╭──

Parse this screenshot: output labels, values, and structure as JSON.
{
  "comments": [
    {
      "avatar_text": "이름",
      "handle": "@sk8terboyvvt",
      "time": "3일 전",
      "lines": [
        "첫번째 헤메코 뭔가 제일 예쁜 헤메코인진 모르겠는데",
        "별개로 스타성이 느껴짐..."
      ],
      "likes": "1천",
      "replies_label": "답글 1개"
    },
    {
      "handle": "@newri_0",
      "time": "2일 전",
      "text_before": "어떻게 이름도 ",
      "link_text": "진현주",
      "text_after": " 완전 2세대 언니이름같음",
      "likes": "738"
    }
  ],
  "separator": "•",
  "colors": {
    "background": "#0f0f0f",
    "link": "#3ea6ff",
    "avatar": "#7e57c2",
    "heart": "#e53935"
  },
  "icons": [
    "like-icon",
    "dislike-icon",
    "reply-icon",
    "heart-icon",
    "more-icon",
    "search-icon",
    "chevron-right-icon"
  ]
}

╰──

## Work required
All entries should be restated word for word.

## Expected output
Parse this screenshot: output labels, values, and structure as JSON.
{
  "comments": [
    {
      "avatar_text": "이름",
      "handle": "@sk8terboyvvt",
      "time": "3일 전",
      "lines": [
        "첫번째 헤메코 뭔가 제일 예쁜 헤메코인진 모르겠는데",
        "별개로 스타성이 느껴짐..."
      ],
      "likes": "1천",
      "replies_label": "답글 1개"
    },
    {
      "handle": "@newri_0",
      "time": "2일 전",
      "text_before": "어떻게 이름도 ",
      "link_text": "진현주",
      "text_after": " 완전 2세대 언니이름같음",
      "likes": "738"
    }
  ],
  "separator": "•",
  "colors": {
    "background": "#0f0f0f",
    "link": "#3ea6ff",
    "avatar": "#7e57c2",
    "heart": "#e53935"
  },
  "icons": [
    "like-icon",
    "dislike-icon",
    "reply-icon",
    "heart-icon",
    "more-icon",
    "search-icon",
    "chevron-right-icon"
  ]
}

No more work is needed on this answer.